Slowly he started moving to my left and briefly presented a shot. Drawing and aiming, I realized this was the exact shot angle I'd had on the big bull last year. I hesitated for a moment, and before I could release the string, the bull moved behind a tree, covering his vitals. Letting down my bow, I broke into a cold sweat and began shaking so hard the tip of my arrow was hopping.
When he moved, I drew again. He stood in a window through the limbs, but a few branches in the way made me uncertain, and I held at full draw seemingly forever. During this time, I suddenly settled down. After countless hours of practice throughout the year, I knew my bow and sight were dialed in perfectly. Everything was okay now.

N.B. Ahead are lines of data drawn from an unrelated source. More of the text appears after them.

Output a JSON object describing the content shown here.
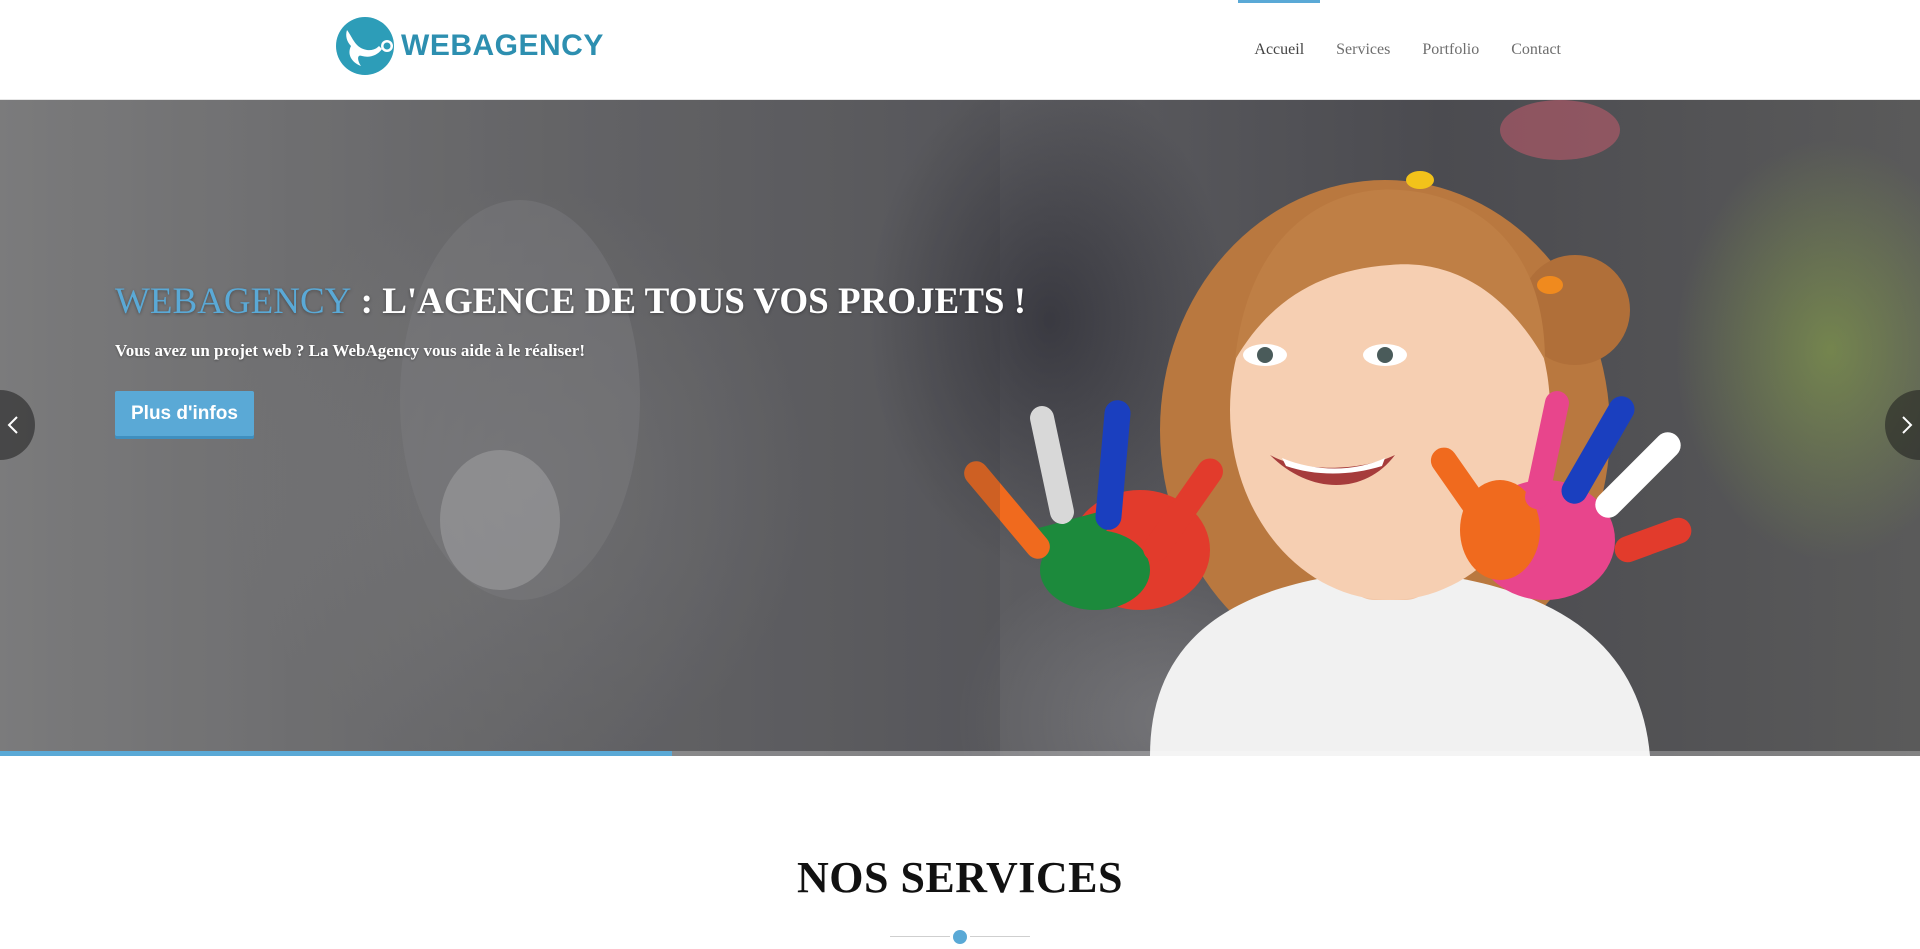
{
  "header": {
    "logo_text": "WEBAGENCY",
    "nav": [
      {
        "label": "Accueil",
        "active": true
      },
      {
        "label": "Services",
        "active": false
      },
      {
        "label": "Portfolio",
        "active": false
      },
      {
        "label": "Contact",
        "active": false
      }
    ]
  },
  "hero": {
    "title_brand": "WEBAGENCY",
    "title_rest": " : L'AGENCE DE TOUS VOS PROJETS !",
    "subtitle": "Vous avez un projet web ? La WebAgency vous aide à le réaliser!",
    "button_label": "Plus d'infos",
    "slide_progress": 0.35
  },
  "services": {
    "title": "NOS SERVICES"
  },
  "colors": {
    "accent": "#5aa9d6",
    "logo": "#2d8fb0"
  },
  "icons": {
    "prev": "chevron-left-icon",
    "next": "chevron-right-icon"
  }
}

Then the bull took the magical two steps needed to give me a clear shot. As I talked myself through a perfect release, the shot was on target--it seemed. The elk bolted about 20 yards, stopped abruptly, and looked back at the cows as if to say, "What was that?"
As he stood motionless, I second-guessed my shot placement and desperately started to nock another arrow. But before the arrow was on the string, he took three steps and fell over, right before my eyes! I was one excited 50-year-old bowhunter.
Climbing from my treestand, I immediately investigated to see if it was the same bull I'd hit the year before. I could see no obvious scars on the hide, and after admiring the magnificent rack and field-dressing the bull, I could find no signs to confirm that it was the same animal.
However, when my good friend Paul Johnson butchered the elk for me, he found a large growth in the prime rib area, and when he cut through the growth he found four inches of the tip of my arrow from the previous season. Just as Dan Syfert had theorized, the broadhead had center-punched a rib high up and at an angle, and only a portion of the arrow passed through the bone and into a lung. The bull had healed and gone on to live a healthy existence. The so-called Costello Bull truly had become the Costello Bull, once and for all.
Two trophy animals in two days! How could I ask for more? My joy was overwhelming. Still, the greatest joy came from turning a haunting nightmare into a dream fulfilled.
Based on the SCI scoring system, the massive 7x7 antlers of my Roosevelt bull measure 369 3/8, making him the largest Roosevelt elk ever recorded by a bowhunter under the SCI system. Based on the Pope and Young scoring system, my bull measures 353 7/8, making him the number two P&Y Roosevelt elk.
As an added bonus to my great fortune, on October 22 of that same year I bagged a Rio Grande turkey with a beard measuring 11.9375 inches, the longest recorded by a bowhunter in Oregon. During that magical fall, I had shot three arrows and taken three fantastic trophies.
Many people have helped me achieve success. In particular I want to thank my beautiful fiancee, Lisa Coates, as well as my three wonderful children, who have understood my love for the outdoors. Equally important, Dan and Al's bowmanship, expertise, and support--along with God's help--have kept me on target. Finally, I think it is fair to say to all, never give up. Even in the midst of haunting nightmares, you may find rewarding dreams. I am living proof of that.
For these hunts I used a Mathews Ovation bow, Trophy Ridge Mantis pendulum sight, Gold Tip arrows, Muzzy broadheads, Tru-Fire H.O.T. release, Doinker stabilizer, Predator camouflage, Line-X coated North Starr treestands, and a Badlands pack.
The author is an avid bowhunter who makes his home in Grants Pass, Oregon.
|Printer friendly Cite/link Email Feedback|
|Title Annotation:||MAGNUM BULLS|
|Date:||Aug 1, 2006|
|Next Article:||Two lone buglars: even in this modern era of supposed call-shy bulls, blue-collar elk hunting can produce white-collar results.|